During this panel, topics were addressed such as what was needed to feel safe and supported in school as an African American student, the challenges of being a black student, and what needs to be done within the culture to promote educational excellence.
“I need [teachers] who will process with me, not just for me” said Henderson during the first panel in response to a question on what was needed from teachers to assist with student learning.
Other responses to this question included requests for teachers who will have an investment in their students. DeClaire mentioned the need for teachers who look like her and have been through the same issues she has.
The second panel was focused on cultivating success and sustainable career pathways that assist in African American student achievement moderated by Brandon McGee, Connecticut State Representative of District 5.
Panelists included students Brianna Nelson of Manchester Community College, Jordane Virgo from University of Connecticut, Lexis Foster of Eastern Connecticut State University, and Tyler Madden of Manchester High School.
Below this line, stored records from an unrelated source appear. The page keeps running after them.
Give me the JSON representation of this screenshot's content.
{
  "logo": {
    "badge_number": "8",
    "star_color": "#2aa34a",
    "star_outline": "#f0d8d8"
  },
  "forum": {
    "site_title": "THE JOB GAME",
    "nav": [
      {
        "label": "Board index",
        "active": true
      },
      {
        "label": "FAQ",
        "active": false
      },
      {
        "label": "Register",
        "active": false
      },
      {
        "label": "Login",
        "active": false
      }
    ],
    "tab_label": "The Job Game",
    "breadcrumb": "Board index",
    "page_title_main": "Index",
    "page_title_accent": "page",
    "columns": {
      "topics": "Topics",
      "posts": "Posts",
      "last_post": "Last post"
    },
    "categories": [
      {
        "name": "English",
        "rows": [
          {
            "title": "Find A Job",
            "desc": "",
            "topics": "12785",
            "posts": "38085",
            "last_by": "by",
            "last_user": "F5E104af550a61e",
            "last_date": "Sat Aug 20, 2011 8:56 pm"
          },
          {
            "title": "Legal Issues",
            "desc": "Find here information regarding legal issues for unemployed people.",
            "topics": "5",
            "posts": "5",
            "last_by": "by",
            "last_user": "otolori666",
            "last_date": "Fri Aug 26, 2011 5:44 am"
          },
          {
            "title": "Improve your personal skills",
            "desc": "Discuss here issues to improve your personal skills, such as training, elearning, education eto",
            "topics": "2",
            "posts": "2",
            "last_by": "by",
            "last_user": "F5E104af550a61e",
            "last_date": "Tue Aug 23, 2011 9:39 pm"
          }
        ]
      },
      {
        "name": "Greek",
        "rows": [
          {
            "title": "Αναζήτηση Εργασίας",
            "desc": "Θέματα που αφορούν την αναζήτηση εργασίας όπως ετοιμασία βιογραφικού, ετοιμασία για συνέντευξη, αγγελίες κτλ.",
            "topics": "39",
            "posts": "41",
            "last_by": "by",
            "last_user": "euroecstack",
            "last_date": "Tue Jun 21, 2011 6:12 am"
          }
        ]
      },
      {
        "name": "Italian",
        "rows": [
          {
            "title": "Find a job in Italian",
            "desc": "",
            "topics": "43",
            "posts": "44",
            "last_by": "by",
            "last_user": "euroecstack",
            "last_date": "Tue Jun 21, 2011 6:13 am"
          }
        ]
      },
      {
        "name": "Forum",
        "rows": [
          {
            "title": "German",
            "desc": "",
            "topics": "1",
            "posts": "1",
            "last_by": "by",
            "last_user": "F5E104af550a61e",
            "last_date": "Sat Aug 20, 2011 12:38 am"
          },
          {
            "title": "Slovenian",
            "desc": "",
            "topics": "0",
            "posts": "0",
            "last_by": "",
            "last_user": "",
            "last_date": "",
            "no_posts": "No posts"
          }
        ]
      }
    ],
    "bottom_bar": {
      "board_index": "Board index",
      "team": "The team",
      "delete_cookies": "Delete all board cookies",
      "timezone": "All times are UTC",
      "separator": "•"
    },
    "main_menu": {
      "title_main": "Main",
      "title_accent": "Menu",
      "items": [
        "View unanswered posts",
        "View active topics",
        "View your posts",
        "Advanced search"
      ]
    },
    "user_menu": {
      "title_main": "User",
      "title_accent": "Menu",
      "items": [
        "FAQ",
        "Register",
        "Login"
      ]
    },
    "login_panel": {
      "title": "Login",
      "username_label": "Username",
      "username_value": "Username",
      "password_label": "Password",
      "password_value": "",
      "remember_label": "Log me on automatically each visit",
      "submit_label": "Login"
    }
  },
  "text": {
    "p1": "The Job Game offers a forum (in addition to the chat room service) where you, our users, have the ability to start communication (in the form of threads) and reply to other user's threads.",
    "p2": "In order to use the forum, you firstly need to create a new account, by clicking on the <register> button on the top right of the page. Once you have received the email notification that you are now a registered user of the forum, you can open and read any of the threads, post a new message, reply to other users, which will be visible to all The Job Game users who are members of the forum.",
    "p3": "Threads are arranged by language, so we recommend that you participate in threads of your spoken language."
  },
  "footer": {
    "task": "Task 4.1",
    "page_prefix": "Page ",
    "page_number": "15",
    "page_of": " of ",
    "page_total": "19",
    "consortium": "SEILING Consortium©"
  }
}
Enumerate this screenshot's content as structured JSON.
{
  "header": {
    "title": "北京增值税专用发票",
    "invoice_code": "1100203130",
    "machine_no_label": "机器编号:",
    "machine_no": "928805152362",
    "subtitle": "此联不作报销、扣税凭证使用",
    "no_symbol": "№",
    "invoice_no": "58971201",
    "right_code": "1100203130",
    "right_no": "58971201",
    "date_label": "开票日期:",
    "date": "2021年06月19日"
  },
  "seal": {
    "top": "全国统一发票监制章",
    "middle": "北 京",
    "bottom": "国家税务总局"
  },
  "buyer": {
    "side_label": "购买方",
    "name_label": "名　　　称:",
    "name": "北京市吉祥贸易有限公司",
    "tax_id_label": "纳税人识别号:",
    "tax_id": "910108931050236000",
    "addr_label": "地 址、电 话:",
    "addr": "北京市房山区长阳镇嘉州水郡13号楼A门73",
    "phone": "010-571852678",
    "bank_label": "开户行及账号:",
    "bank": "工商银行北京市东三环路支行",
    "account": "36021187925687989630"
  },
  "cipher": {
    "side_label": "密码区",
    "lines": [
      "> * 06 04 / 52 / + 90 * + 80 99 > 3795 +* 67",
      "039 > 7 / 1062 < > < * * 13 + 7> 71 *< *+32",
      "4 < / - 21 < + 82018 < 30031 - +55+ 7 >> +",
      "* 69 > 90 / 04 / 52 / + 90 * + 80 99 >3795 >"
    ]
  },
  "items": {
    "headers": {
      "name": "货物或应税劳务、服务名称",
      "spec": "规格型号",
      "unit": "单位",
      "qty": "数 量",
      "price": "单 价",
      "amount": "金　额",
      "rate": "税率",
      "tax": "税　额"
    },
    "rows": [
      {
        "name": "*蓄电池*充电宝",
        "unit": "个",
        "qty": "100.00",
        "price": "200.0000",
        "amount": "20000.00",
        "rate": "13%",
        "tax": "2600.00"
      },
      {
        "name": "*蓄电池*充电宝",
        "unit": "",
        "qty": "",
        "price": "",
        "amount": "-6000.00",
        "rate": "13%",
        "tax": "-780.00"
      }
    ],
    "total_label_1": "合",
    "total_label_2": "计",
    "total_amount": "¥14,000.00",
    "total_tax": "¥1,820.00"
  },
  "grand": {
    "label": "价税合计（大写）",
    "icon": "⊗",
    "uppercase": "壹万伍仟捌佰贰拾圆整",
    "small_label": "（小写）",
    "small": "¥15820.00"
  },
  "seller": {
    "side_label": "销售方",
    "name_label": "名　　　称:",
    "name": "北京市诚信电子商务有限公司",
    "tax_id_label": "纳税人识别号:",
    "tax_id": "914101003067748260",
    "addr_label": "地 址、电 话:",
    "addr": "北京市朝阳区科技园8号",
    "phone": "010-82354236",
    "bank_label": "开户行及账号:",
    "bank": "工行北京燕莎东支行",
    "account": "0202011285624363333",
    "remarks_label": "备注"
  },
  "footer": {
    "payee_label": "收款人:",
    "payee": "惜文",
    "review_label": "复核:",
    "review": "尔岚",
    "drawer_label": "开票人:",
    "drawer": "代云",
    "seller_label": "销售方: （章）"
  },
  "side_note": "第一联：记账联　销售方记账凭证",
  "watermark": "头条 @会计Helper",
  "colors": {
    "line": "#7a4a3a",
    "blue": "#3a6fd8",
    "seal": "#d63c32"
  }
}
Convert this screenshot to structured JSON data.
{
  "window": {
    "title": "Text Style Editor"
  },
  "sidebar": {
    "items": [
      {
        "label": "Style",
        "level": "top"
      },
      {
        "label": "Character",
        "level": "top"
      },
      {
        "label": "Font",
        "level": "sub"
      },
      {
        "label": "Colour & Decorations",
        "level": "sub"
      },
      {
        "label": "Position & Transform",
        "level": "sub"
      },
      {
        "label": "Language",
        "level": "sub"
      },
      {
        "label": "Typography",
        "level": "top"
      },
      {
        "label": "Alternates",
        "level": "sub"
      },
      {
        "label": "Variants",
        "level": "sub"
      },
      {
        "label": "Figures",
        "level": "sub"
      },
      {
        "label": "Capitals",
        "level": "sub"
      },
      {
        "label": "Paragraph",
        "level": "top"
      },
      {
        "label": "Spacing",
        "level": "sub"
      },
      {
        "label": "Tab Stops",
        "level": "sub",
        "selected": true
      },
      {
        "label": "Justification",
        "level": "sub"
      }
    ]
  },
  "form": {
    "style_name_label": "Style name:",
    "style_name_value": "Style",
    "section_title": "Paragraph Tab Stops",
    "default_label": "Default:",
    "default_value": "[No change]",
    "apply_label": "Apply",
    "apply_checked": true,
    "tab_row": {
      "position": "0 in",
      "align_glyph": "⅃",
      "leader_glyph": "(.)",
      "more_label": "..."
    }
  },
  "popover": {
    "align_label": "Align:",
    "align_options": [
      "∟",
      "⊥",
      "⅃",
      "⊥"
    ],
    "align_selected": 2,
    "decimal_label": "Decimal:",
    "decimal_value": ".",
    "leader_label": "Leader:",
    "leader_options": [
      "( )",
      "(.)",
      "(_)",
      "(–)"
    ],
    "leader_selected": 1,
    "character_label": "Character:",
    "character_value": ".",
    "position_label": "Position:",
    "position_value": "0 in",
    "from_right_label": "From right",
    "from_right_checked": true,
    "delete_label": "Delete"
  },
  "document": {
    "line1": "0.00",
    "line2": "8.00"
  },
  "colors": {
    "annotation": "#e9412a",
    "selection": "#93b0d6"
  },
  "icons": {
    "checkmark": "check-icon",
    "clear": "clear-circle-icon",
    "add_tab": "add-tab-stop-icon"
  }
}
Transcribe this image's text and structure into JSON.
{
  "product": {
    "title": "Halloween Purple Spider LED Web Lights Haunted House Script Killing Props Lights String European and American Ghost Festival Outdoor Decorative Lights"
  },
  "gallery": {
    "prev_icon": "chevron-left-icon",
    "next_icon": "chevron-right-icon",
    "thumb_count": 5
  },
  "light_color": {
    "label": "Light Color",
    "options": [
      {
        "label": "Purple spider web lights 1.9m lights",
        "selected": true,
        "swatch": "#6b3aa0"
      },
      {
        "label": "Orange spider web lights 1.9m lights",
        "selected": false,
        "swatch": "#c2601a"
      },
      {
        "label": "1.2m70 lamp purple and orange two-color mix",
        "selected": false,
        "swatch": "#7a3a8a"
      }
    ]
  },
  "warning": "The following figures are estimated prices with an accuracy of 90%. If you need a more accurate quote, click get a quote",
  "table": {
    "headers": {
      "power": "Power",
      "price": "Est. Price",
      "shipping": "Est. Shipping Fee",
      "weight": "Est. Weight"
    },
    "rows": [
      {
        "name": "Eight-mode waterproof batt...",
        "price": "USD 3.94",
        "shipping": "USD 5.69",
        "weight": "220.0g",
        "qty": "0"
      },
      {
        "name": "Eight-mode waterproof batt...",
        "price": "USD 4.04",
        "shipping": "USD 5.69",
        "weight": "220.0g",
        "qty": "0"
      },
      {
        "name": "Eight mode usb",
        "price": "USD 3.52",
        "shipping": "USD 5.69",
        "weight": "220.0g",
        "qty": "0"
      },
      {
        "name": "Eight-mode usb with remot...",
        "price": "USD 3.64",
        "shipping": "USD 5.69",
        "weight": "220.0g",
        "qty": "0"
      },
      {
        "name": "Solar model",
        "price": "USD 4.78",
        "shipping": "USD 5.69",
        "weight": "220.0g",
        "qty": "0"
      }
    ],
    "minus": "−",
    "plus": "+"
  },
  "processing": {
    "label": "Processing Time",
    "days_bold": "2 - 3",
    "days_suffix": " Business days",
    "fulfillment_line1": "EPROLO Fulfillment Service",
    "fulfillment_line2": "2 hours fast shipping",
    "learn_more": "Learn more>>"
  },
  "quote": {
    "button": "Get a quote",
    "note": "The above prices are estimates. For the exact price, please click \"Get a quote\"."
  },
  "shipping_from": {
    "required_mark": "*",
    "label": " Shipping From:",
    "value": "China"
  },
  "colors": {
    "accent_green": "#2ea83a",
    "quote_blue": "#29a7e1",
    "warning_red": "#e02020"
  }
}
During the second panel, panelists discussed the necessity and impact of positive role models on African American students, the ability of schools to prepare students for the work force, and what elements made the panelists exemplary students.
Virgo mentioned the need for the right information to be given in high school on how important education is and what college will be like in comparison. Much focus was also given to the importance of mentors, a supportive community, and options outside of classes to help find a career field before students graduate.
“The summit is designed to accomplish two goals,” said Johns before the event, in an interview with editor-in-chief James Lancy when asked about what the summit was intended to accomplish.
“The first is to center and to celebrate the experiences of the experts. The students who will sit on the panel today will be asked to talk about their experiences and make recommendations on the things that carry a concern of [the community],” Johns said.
“The second thing is to is to ensure the campus community is working together to respond to those things the experts will identify” said Johns.
“They are actually listening to us this time, it’s a bit of a role reversal” said Madden during the interview.
“That’s the biggest thing I am looking to accomplish out of this, is to start a dialog between the students and teachers, and the different administrators.”